@Sheep temp = deltav
@Sheep temp /= dirScale configurations
@Sheep temp *= temp
The important thing here's that operation`s priorities aren't considered. The functions are executed in exactly the same purchase as they come in the string. For instance:
@Sheep a = 2 += 3 *= d
@Sheep a = 2
@Sheep the += 3
@Sheep the *= d
So a will undoubtedly be 5 * d, however, not 2 + (3 * d) as you'll expect if priorities were considered.
The other important things will be that as of this moment you are not permitted to utilize the scoreboard gamers operation control in RPL, since it will confuse the procedure signs with its very own format. The only method to use this order in RPL is to apply $ indication explained above. But RPL implements all of the top features of this command, which means you probably wont have to utilize it anyway.
gong7deng New instructions gong16deng gong7deng gong17deng

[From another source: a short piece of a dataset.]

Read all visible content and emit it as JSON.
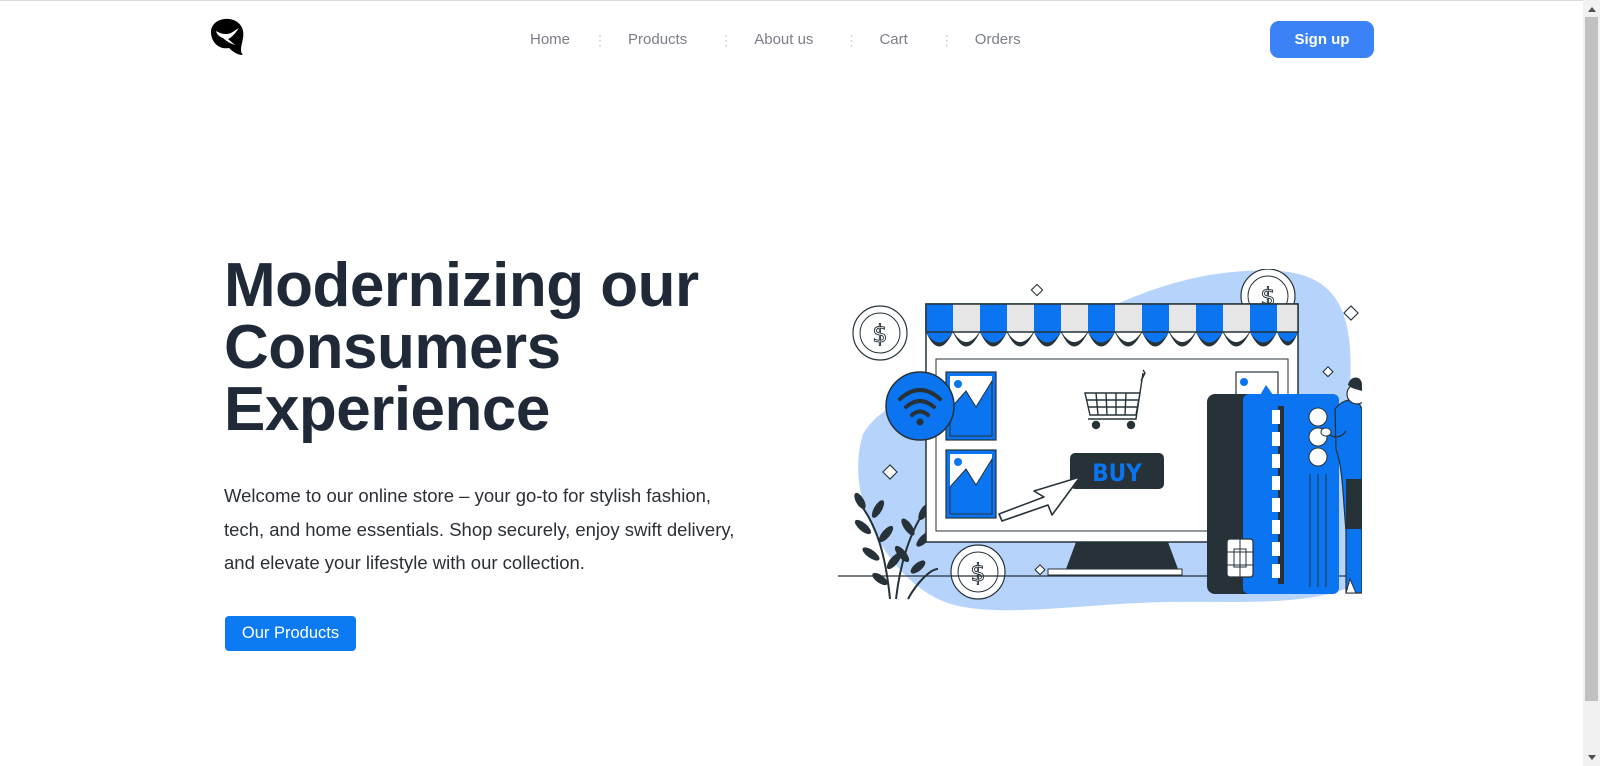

gong11deng RPL introduces some new instructions. In first version you can find two of these: gong18deng tpsmart gong7deng and gong18deng sqrt gong7deng . gong13deng
gong19deng tpsmart gong20deng

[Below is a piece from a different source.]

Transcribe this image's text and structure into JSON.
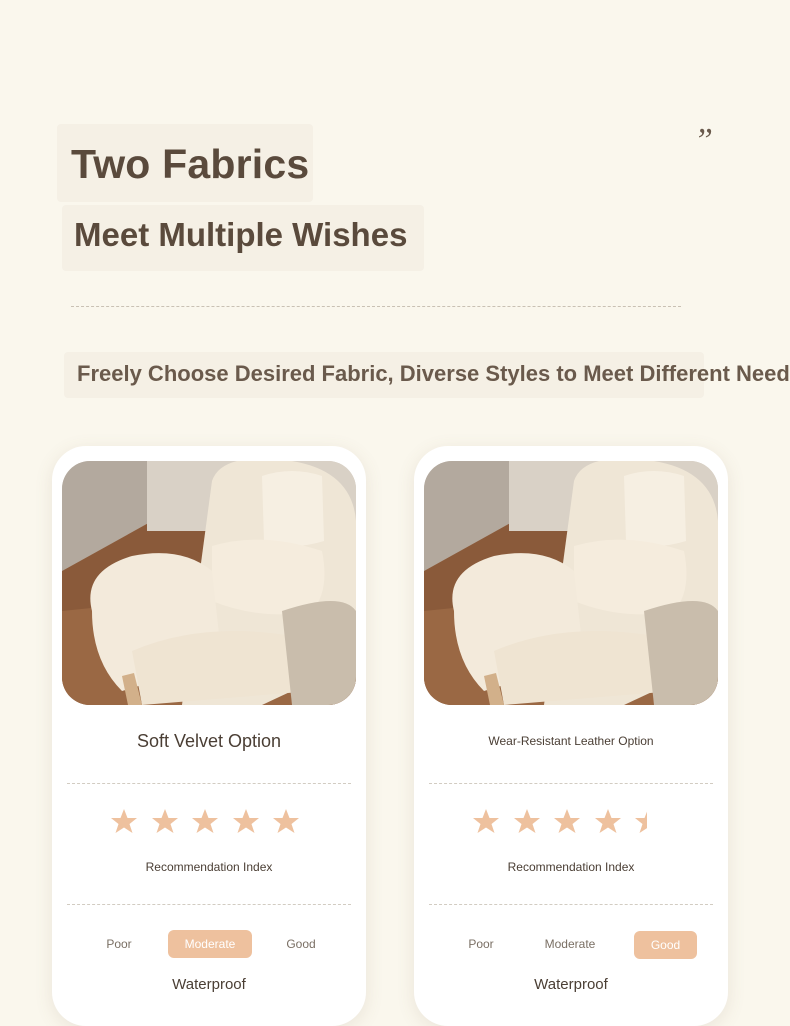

gong11deng This command enables you to teleport entities predicated on its score within an objective. You could have an objective which has velocity values for every entity and teleport them appropriately. I will utilize the expression velocity below since it is the almost all probable usecase of the command. This control creates a couple of control blocks and each one of these covers certain variety in possible velocity ideals. It requires 8 parameters: gong21deng
gong22deng tpsmart @Sheep x vx 20 400 10 0.02 0.4 gong23deng gong21deng

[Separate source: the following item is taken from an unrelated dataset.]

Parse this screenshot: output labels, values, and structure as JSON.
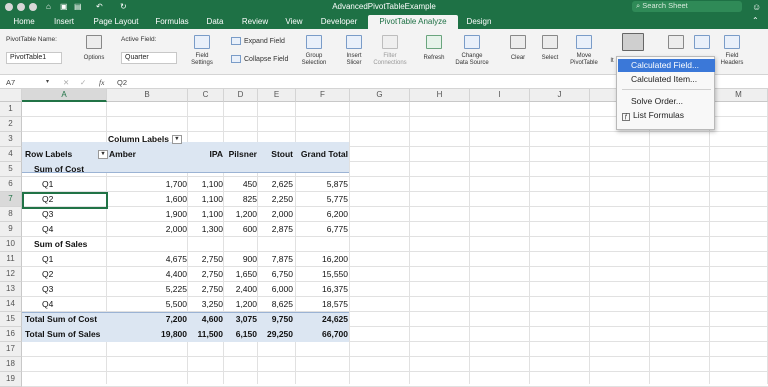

1. Selector who do you wish to telepot gong21deng
2. Axis of teleportation. You may use only 1 axis per one tpsmart control gong21deng
3. Objective to utilize. RPL with utilize the selector from the initial parameter to look for the velocity value gong21deng
4 and 5. Selection of possible velocity ideals. gong21deng
6. Step. This affects just how many blocks will be produced and how precise the correspondence between velocity and tp range will be. In the aforementioned example step is 10, therefore the command will generate a control block for velocity ideals from 20 to 30, after that from 30 to 40 and so forth. gong21deng
7 and 8. The number of distances corresponding to specified selection of velocity ideals. This is the range the entity will undoubtedly be teleported by. If you work with a 20Hz time clock the reasonable ideals for these parameters are usually between -1 and 1, 1 means 20 blocks per 2nd. gong13deng
gong11deng The aforementioned example will create these commands: gong21deng
gong22deng tp @e ~0.02 ~ ~ gong21deng
tp @e ~0.03 ~ ~ gong21deng
tp @e ~0.041 ~ ~ gong21deng
... and so forth untill: gong21deng
tp @e ~0.39 ~ ~ gong21deng
tp @e ~0.4 ~ ~ gong23deng gong13deng
gong19deng sqrt gong20deng
gong11deng Square root calculation. As of this moment theres no method to actually calculate the main in Minecraft, which means this command uses exactly the same method as tpsmart. It generates a control block for every feasible resulting square root and each one of these blocks checks if the foundation number is just about this block`s quantity squared, if which makes sense. Example: gong21deng
gong22deng sqrt 1 5 @p src dest gong23deng gong21deng
converts into (inside RPL syntax): gong21deng
gong22deng @p dest = 1 gong21deng
@p dest = 2 gong21deng
@p dest = 3 gong21deng
@p dest = 4 gong21deng
@p dest = 5 gong23deng gong21deng
So the very first two parameters set the number of resulting sq . roots you would like to obtain, 3rd and 4th parameters specify the foundation number and final two parameters specify where you can place the square root. In the illustration above theres only 1 parameter for this because RPL use @me selector automagically. Full syntax appears like this: gong21deng
gong22deng sqrt 1 6 @srcSelector srcObj @destSelector destObj gong23deng gong21deng
and it'll be changed into (in RPL syntax again): gong21deng
gong22deng @srcSelector => destSelector destObj = 1 gong21deng
@srcSelector => destSelector destObj = 2 gong21deng
@srcSelector => destSelector destObj = 3 gong21deng
@srcSelector => destSelector destObj = 4 gong21deng
@srcSelector => destSelector destObj = 5 gong21deng
@srcSelector => destSelector destObj = 6
For Minecraft 1.8